▸ **TASK DIRECTIONS**
Each entry below is to be restated word for word, with no pictures carried over.

▸ **TASK INPUT**

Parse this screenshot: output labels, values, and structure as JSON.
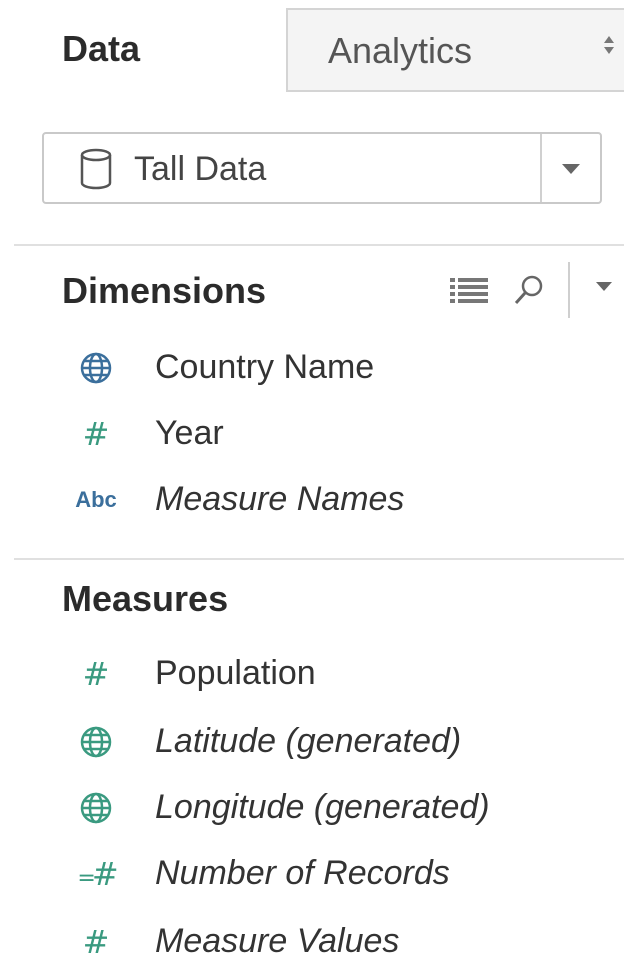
{
  "tabs": {
    "data_label": "Data",
    "analytics_label": "Analytics",
    "sort_glyph": "⇕"
  },
  "data_source": {
    "label": "Tall Data",
    "icon": "database-icon"
  },
  "dimensions": {
    "title": "Dimensions",
    "toolbar": [
      "view-list-icon",
      "search-icon",
      "dropdown-arrow-icon"
    ],
    "fields": [
      {
        "name": "Country Name",
        "icon": "globe-icon",
        "italic": false
      },
      {
        "name": "Year",
        "icon": "number-icon",
        "italic": false
      },
      {
        "name": "Measure Names",
        "icon": "abc-icon",
        "icon_text": "Abc",
        "italic": true
      }
    ]
  },
  "measures": {
    "title": "Measures",
    "fields": [
      {
        "name": "Population",
        "icon": "number-icon",
        "italic": false
      },
      {
        "name": "Latitude (generated)",
        "icon": "globe-icon",
        "italic": true
      },
      {
        "name": "Longitude (generated)",
        "icon": "globe-icon",
        "italic": true
      },
      {
        "name": "Number of Records",
        "icon": "calculated-number-icon",
        "italic": true
      },
      {
        "name": "Measure Values",
        "icon": "number-icon",
        "italic": true
      }
    ]
  },
  "colors": {
    "dimension_icon": "#3b6f9c",
    "measure_icon": "#3a9a80"
  }
}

▸ **REPLY**
Parse this screenshot: output labels, values, and structure as JSON.
{
  "tabs": {
    "data_label": "Data",
    "analytics_label": "Analytics",
    "sort_glyph": "⇕"
  },
  "data_source": {
    "label": "Tall Data",
    "icon": "database-icon"
  },
  "dimensions": {
    "title": "Dimensions",
    "toolbar": [
      "view-list-icon",
      "search-icon",
      "dropdown-arrow-icon"
    ],
    "fields": [
      {
        "name": "Country Name",
        "icon": "globe-icon",
        "italic": false
      },
      {
        "name": "Year",
        "icon": "number-icon",
        "italic": false
      },
      {
        "name": "Measure Names",
        "icon": "abc-icon",
        "icon_text": "Abc",
        "italic": true
      }
    ]
  },
  "measures": {
    "title": "Measures",
    "fields": [
      {
        "name": "Population",
        "icon": "number-icon",
        "italic": false
      },
      {
        "name": "Latitude (generated)",
        "icon": "globe-icon",
        "italic": true
      },
      {
        "name": "Longitude (generated)",
        "icon": "globe-icon",
        "italic": true
      },
      {
        "name": "Number of Records",
        "icon": "calculated-number-icon",
        "italic": true
      },
      {
        "name": "Measure Values",
        "icon": "number-icon",
        "italic": true
      }
    ]
  },
  "colors": {
    "dimension_icon": "#3b6f9c",
    "measure_icon": "#3a9a80"
  }
}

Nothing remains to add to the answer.